Mali's first post-war prime minister began forming a government as the United States and France gave an early vote of confidence to the new administration, pledging support.
Career technocrat Oumar Tatam Ly was named as head of President Ibrahim Boubacar Keita's government on Thursday, taking over from interim premier Diango Cissoko.
Ly will be expected to deliver on promises by the president to reunite a deeply divided nation and crack down on corruption.
The new administration got a significant boost Friday when the US State Department said Washington would resume development aid to Mali which was suspended after the ex-president was ousted in a coup last year.

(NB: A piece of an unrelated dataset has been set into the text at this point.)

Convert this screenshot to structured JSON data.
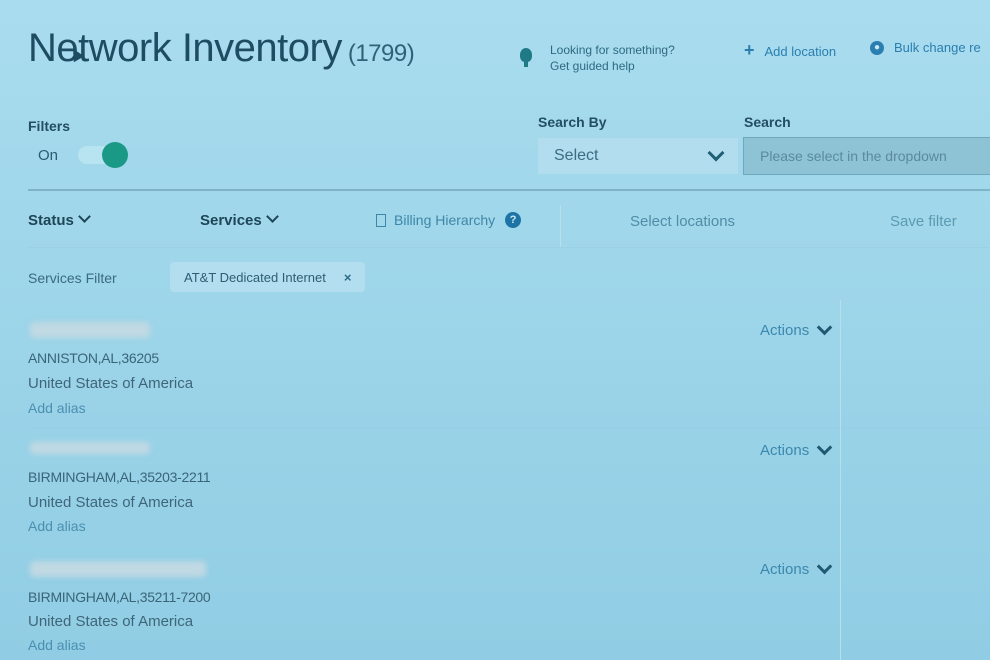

The transition means "a democratically elected government has taken office in Mali," the State Department said in a statement, adding that Washington would continue to assess the situation before renewing military assistance.
French Foreign Minister Laurent Fabius earlier welcomed Ly's appointment.
"Alongside President Ibrahim Boubacar Keita, the competence of Oumar Tatam Ly will be a valuable asset in confronting the challenges facing Mali and the Sahel," he said in a statement.
"As Mali opens a new page it can count on France, which will be its partner, ally and friend," he said in a statement.
Ly has spent most of the last two decades as a central bank functionary and is expected to rely on advisers with more political experience.
He has to choose colleagues for a cabinet charged with returning stability to a country upended by a military coup and Islamist insurgency last year.
He began consultations with potential ministers immediately after being appointed on Thursday, his aides told AFP. They would not however say who was in consideration for the major portfolios.
One member of Ly's inner circle who has known the new premier for 20 years described him as a reserved and exacting man who disliked amateurism.
"I believe that the way the government operates could change," the aide told AFP. "There will be accountability for results for all members of the government.
"Good governance will be the basis of every action of the new prime minister."
Ly's appointment got a cautious welcome in the mainstream media. The daily newspaper Le Soir describing the 49-year-old as "a choice in line with the wishes of Malians".
The reaction on social networks was mixed, with some taking to Twitter to express doubts over the appointment -- as one critic put it -- of "an apolitical prime minister in a very political period".
Others however were more generous.
"The nomination of this man who has had a career first will be a model for the youth of Mali and bodes well for a well-governed Mali..." World Bank economist and Malian politician Madani Tall tweeted.
Born in Paris, Ly quickly became a promising academic, gaining degrees in history and economics from prestigious French universities including the Sorbonne and ESSEC, one of Europe's top business schools.
He began his career at the World Bank before moving via the general secretariat of the president of Mali to the Central Bank of West African States in 1994. He rose to become national director for Mali, then adviser to the governor.
While has never held high public office, Ly comes from a family deeply involved in west African politics and is considered a close confidante of Keita.
His father was the late novelist and political activist Ibrahima Ly, who fled Mali after being jailed and allegedly tortured under the regime of military dictator Moussa Traore.
Ly's main task in the months ahead will be to deliver on the president's pledge when he was sworn in on Wednesday to unite Mali and end endemic corruption.
But his daunting in-tray will also include tackling an economy battered by conflict; healing ethnic divisions in the north; and managing the return of 500,000 people who fled the Islamist insurgency.
Army officers angry at what they considered a lack of support to combat a separatist Tuareg rebellion in Mali's vast desert north overthrew the democratically elected government of president Amadou Toumani Toure on March 22, 2012.
In the ensuing chaos, the Tuaregs seized control of an area larger than France before being ousted by Al-Qaeda-linked groups.
They imposed a brutal interpretation of Islamic law on the local population, carrying out amputations and executions, prompting worldwide condemnation.
In January, France launched a military offensive at Mali's behest to oust the Islamists.
The country's return to democracy has allowed France to begin withdrawing some of the 4,500 troops it sent in.